One of the givens within Israel is that it is and must be a Jewish state. This “Jewishness” is defined by the fact that the majority of its citizens are members of the Jewish people, and that Jewish tradition, culture, values, and even in some cases, law, are at times integrated into the state’s public space and political and legal structures. So long as the rights of minorities are protected and freedom of religion is preserved, these principles can coincide with Israel’s other defining aspiration - to be a democratic state.
The recent events within the ultra-Orthodox community, coupled with doomsday predictions of their rapid demographic growth, have caused many to question whether Israel’s Jewish and democratic synthesis is being threatened. How is it that a small segment of society can threaten to undermine the country’s identity and cause many Israelis and Jews worldwide to believe their country is being stolen from them?
We make a fundamental error when we place all the blame on the haredim, portraying them as a group manipulating a flawed political system to bring Israel to its knees. The source of haredi power and influence lies not in their actual or future size but in the failure of mainstream Israeli society to define for itself the meaning and boundaries of the Jewishness of the Jewish state.
When it comes to defining the Jewishness of Israel in the realm of citizenship, Israel adopted the most pluralistic and tolerant definition of any community in Jewish history, whereby matrilineal or patrilineal descent, conversion to Judaism by any recognized denomination, being married to a Jew, or even having one Jewish grandparent, all suffice to award Israeli citizenship.
The failure of modern Israel is that this standard of pluralism and tolerance was not applied to the second feature, that Israel is a place where Jewish traditions, values, and laws can be integrated into the public sphere. Instead of limiting these expressions to areas of Judaism where a broad consensus exists, Israelis gave the authority to determine these questions to the Orthodox alone. Because of the Zionist ambivalence toward religious Judaism, non-Orthodox Israelis relinquished their place at the table and allowed others to determine policy on issues from which they felt distant.
New conversation needed
So long as the price was not as high as the political payback, Israelis were willing to sell their birthright when it came to the Jewishness of the public square. In so doing, Israelis were not only alienating themselves but were willing to violate the fundamental principles of liberal democracy, which guarantee the rights and liberties of individuals.
To this day the Supreme Court applies Israel’s Basic Law of Human Rights and Dignity to protect minorities and political freedoms but never to undermine, for example, the monopoly of the Israeli Rabbinate on issues of marriage, divorce, and conversion. The haredi “invasion” of the public sphere is not the result of their increased power but an expression of the perpetuation of this passivity on the part of Israeli society.
The second defining foundation of haredi influence results from there being treated almost as if they were a separate ethnic minority within. Zionism wanted to create a “new Jew” and a new Judaism, and the haredim had no part in this. Haredim were allowed and even encouraged to create their own ghettoes under the hope that one day they would disappear.
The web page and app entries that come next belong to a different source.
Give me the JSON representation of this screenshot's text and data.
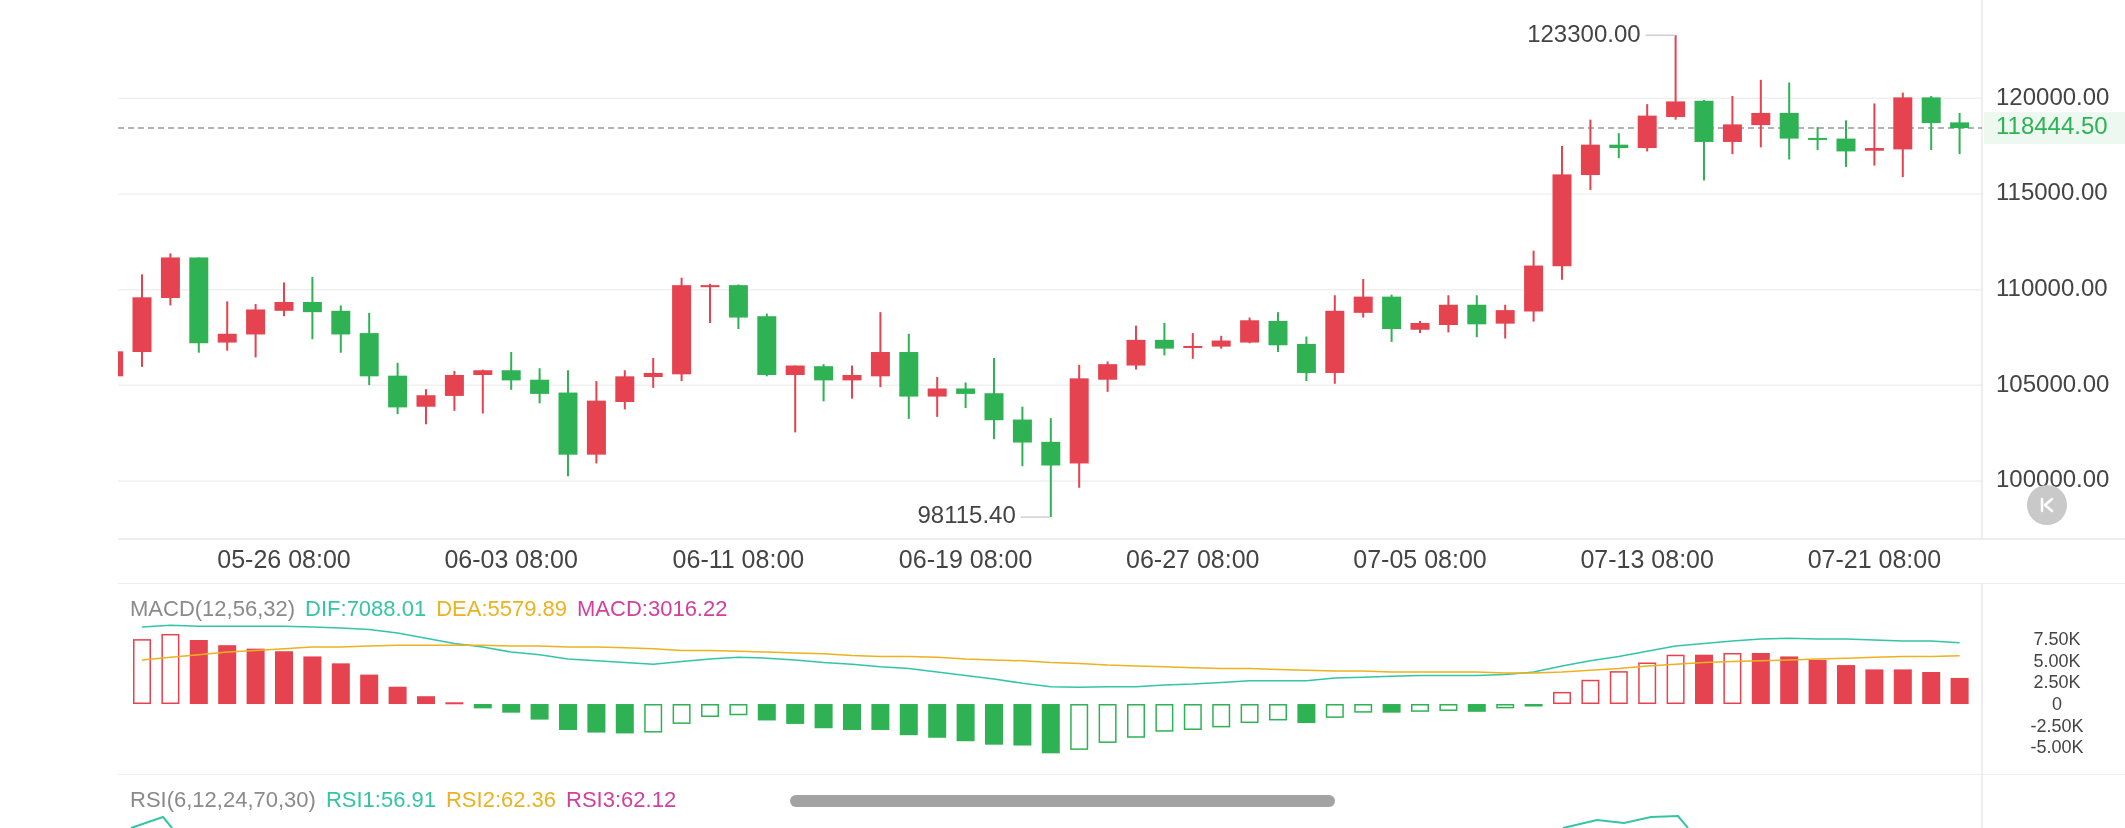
{
  "price_chart": {
    "axis_labels": [
      "120000.00",
      "115000.00",
      "110000.00",
      "105000.00",
      "100000.00"
    ],
    "date_labels": [
      "05-26 08:00",
      "06-03 08:00",
      "06-11 08:00",
      "06-19 08:00",
      "06-27 08:00",
      "07-05 08:00",
      "07-13 08:00",
      "07-21 08:00"
    ],
    "high_label": "123300.00",
    "low_label": "98115.40",
    "last_price": "118444.50"
  },
  "macd": {
    "legend": [
      {
        "text": "MACD(12,56,32)",
        "color": "#8a8a8a"
      },
      {
        "text": "DIF:7088.01",
        "color": "#33c5a5"
      },
      {
        "text": "DEA:5579.89",
        "color": "#ecb21f"
      },
      {
        "text": "MACD:3016.22",
        "color": "#d33f9c"
      }
    ],
    "chart_data": {
      "type": "bar",
      "series": [
        {
          "type": "bar",
          "values": [
            7500,
            8100,
            7400,
            6800,
            6400,
            6100,
            5500,
            4700,
            3400,
            2000,
            900,
            200,
            -500,
            -1000,
            -1800,
            -3000,
            -3300,
            -3400,
            -3300,
            -2300,
            -1500,
            -1300,
            -1900,
            -2300,
            -2800,
            -3000,
            -3000,
            -3600,
            -3900,
            -4300,
            -4700,
            -4800,
            -5700,
            -5300,
            -4500,
            -3900,
            -3200,
            -3000,
            -2700,
            -2200,
            -1900,
            -2200,
            -1600,
            -1000,
            -1000,
            -900,
            -800,
            -900,
            -500,
            -100,
            1400,
            2800,
            3800,
            4800,
            5700,
            5700,
            5900,
            5900,
            5500,
            5100,
            4500,
            4000,
            4000,
            3700,
            3016.22
          ],
          "colors": [
            "#e4434f",
            "#e4434f",
            "#e4434f",
            "#e4434f",
            "#e4434f",
            "#e4434f",
            "#e4434f",
            "#e4434f",
            "#e4434f",
            "#e4434f",
            "#e4434f",
            "#e4434f",
            "#2fb254",
            "#2fb254",
            "#2fb254",
            "#2fb254",
            "#2fb254",
            "#2fb254",
            "#2fb254",
            "#2fb254",
            "#2fb254",
            "#2fb254",
            "#2fb254",
            "#2fb254",
            "#2fb254",
            "#2fb254",
            "#2fb254",
            "#2fb254",
            "#2fb254",
            "#2fb254",
            "#2fb254",
            "#2fb254",
            "#2fb254",
            "#2fb254",
            "#2fb254",
            "#2fb254",
            "#2fb254",
            "#2fb254",
            "#2fb254",
            "#2fb254",
            "#2fb254",
            "#2fb254",
            "#2fb254",
            "#2fb254",
            "#2fb254",
            "#2fb254",
            "#2fb254",
            "#2fb254",
            "#2fb254",
            "#2fb254",
            "#e4434f",
            "#e4434f",
            "#e4434f",
            "#e4434f",
            "#e4434f",
            "#e4434f",
            "#e4434f",
            "#e4434f",
            "#e4434f",
            "#e4434f",
            "#e4434f",
            "#e4434f",
            "#e4434f",
            "#e4434f",
            "#e4434f"
          ]
        },
        {
          "type": "line",
          "color": "#33c5a5",
          "values": [
            8900,
            9100,
            9000,
            9000,
            9000,
            9000,
            8900,
            8800,
            8600,
            8200,
            7600,
            7000,
            6600,
            6000,
            5700,
            5200,
            5000,
            4800,
            4600,
            4900,
            5200,
            5400,
            5300,
            5100,
            4800,
            4600,
            4300,
            4100,
            3700,
            3300,
            2900,
            2400,
            2000,
            1950,
            2000,
            2000,
            2200,
            2300,
            2500,
            2700,
            2700,
            2700,
            3000,
            3100,
            3200,
            3300,
            3300,
            3300,
            3400,
            3700,
            4400,
            5000,
            5500,
            6100,
            6700,
            7000,
            7300,
            7500,
            7600,
            7500,
            7500,
            7400,
            7300,
            7300,
            7088.01
          ]
        },
        {
          "type": "line",
          "color": "#ecb21f",
          "values": [
            5100,
            5400,
            5700,
            6000,
            6200,
            6400,
            6600,
            6600,
            6700,
            6800,
            6800,
            6800,
            6800,
            6700,
            6700,
            6600,
            6600,
            6500,
            6400,
            6200,
            6200,
            6100,
            6000,
            5900,
            5800,
            5600,
            5500,
            5500,
            5400,
            5200,
            5100,
            5000,
            4800,
            4700,
            4500,
            4400,
            4300,
            4200,
            4100,
            4100,
            4000,
            3900,
            3800,
            3800,
            3700,
            3700,
            3700,
            3700,
            3600,
            3600,
            3700,
            3900,
            4100,
            4400,
            4600,
            4800,
            4900,
            5000,
            5100,
            5200,
            5300,
            5400,
            5500,
            5500,
            5579.89
          ]
        }
      ],
      "ylim": [
        -8090,
        13990
      ],
      "yticks": [
        {
          "value": 7500,
          "label": "7.50K"
        },
        {
          "value": 5000,
          "label": "5.00K"
        },
        {
          "value": 2500,
          "label": "2.50K"
        },
        {
          "value": 0,
          "label": "0"
        },
        {
          "value": -2500,
          "label": "-2.50K"
        },
        {
          "value": -5000,
          "label": "-5.00K"
        }
      ]
    }
  },
  "rsi": {
    "legend": [
      {
        "text": "RSI(6,12,24,70,30)",
        "color": "#8a8a8a"
      },
      {
        "text": "RSI1:56.91",
        "color": "#33c5a5"
      },
      {
        "text": "RSI2:62.36",
        "color": "#ecb21f"
      },
      {
        "text": "RSI3:62.12",
        "color": "#d33f9c"
      }
    ]
  }
}
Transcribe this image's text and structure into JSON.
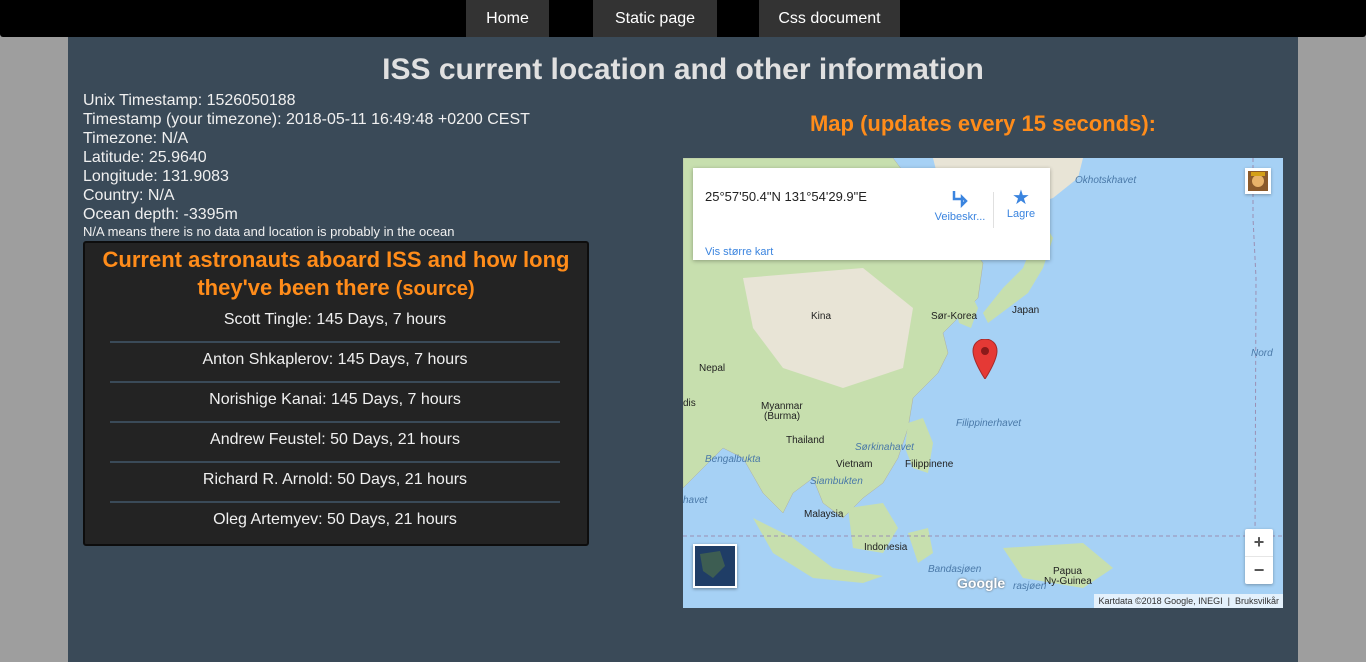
{
  "nav": {
    "home": "Home",
    "static_page": "Static page",
    "css_document": "Css document"
  },
  "title": "ISS current location and other information",
  "info": {
    "unix_timestamp": "Unix Timestamp: 1526050188",
    "timestamp": "Timestamp (your timezone): 2018-05-11 16:49:48 +0200 CEST",
    "timezone": "Timezone: N/A",
    "latitude": "Latitude: 25.9640",
    "longitude": "Longitude: 131.9083",
    "country": "Country: N/A",
    "ocean_depth": "Ocean depth: -3395m",
    "note": "N/A means there is no data and location is probably in the ocean"
  },
  "astronauts": {
    "title": "Current astronauts aboard ISS and how long they've been there",
    "source": "(source)",
    "items": [
      "Scott Tingle: 145 Days, 7 hours",
      "Anton Shkaplerov: 145 Days, 7 hours",
      "Norishige Kanai: 145 Days, 7 hours",
      "Andrew Feustel: 50 Days, 21 hours",
      "Richard R. Arnold: 50 Days, 21 hours",
      "Oleg Artemyev: 50 Days, 21 hours"
    ]
  },
  "map": {
    "title": "Map (updates every 15 seconds):",
    "coords": "25°57'50.4\"N 131°54'29.9\"E",
    "directions_label": "Veibeskr...",
    "save_label": "Lagre",
    "larger_map_link": "Vis større kart",
    "zoom_in": "+",
    "zoom_out": "−",
    "attribution": "Kartdata ©2018 Google, INEGI",
    "terms": "Bruksvilkår",
    "google_logo": "Google",
    "labels": {
      "okhotskhavet": "Okhotskhavet",
      "kina": "Kina",
      "sor_korea": "Sør-Korea",
      "japan": "Japan",
      "nord": "Nord",
      "nepal": "Nepal",
      "myanmar": "Myanmar",
      "burma": "(Burma)",
      "filippinerhavet": "Filippinerhavet",
      "thailand": "Thailand",
      "sorkinahavet": "Sørkinahavet",
      "bengalbukta": "Bengalbukta",
      "vietnam": "Vietnam",
      "filippinene": "Filippinene",
      "siambukten": "Siambukten",
      "havet": "havet",
      "malaysia": "Malaysia",
      "indonesia": "Indonesia",
      "bandasjoen": "Bandasjøen",
      "arasjoen": "rasjøen",
      "papua": "Papua",
      "ny_guinea": "Ny-Guinea",
      "dis": "dis"
    },
    "colors": {
      "water": "#a6d1f5",
      "land": "#e8e4d6",
      "land_green": "#c7dfae",
      "marker": "#e53935"
    }
  }
}
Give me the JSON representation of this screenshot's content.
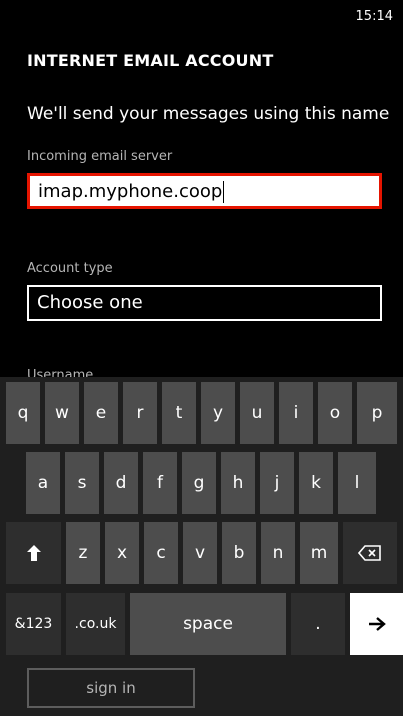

A system of allowances was put into place to allow them to preserve their distinct identity, so long as “they” left “us” alone. Lip service was and is still offered advocating for full military service and integration into the job market on the part of the haredim. But the truth is non-Orthodox Israelis neither want haredim in their workplace nor in integrated military units.
The fundamental fault of the haredim was that they did not disappear but grew, and “their” space, in which Israel let them do as they willed, is now in all of our backyards. Israel finds itself in a Catch-22 of its own creation: We don’t want “them” in our workforce but can no longer support their unemployment. Their size now dictates that they more fully integrate into Israeli society, but most Israelis want them to change either before their integration or as a result of it.
Israeli society needs to begin a new conversation, not merely with the haredim, but with itself, a conversation which must confront the reality of Israel as a multicultural Jewish society. We must learn to think and talk about the rights of minorities and the spaces in which they may be allowed to pursue their distinct cultural, religious sensibilities and national identities.
However, we must also think about not merely the rights of minorities but also the rights of the majority to define the values and culture of the public sphere. The fundamental rights of women, minorities, and non-Orthodox Jews, as well as a commitment to democracy and Israel as the homeland of the Jewish people must become constitutional values which no particular ideology or group is allowed to trample or ignore. It is time that we recognize that being a Jewish and democratic state will not be the result of a mere declaration but the consequence of a new public discourse and policy.
Rabbi Dr. Donniel Hartman is president of the Shalom Hartman Institute, which next week will hold a conference titled "Planting social justice. Uprooting social gaps "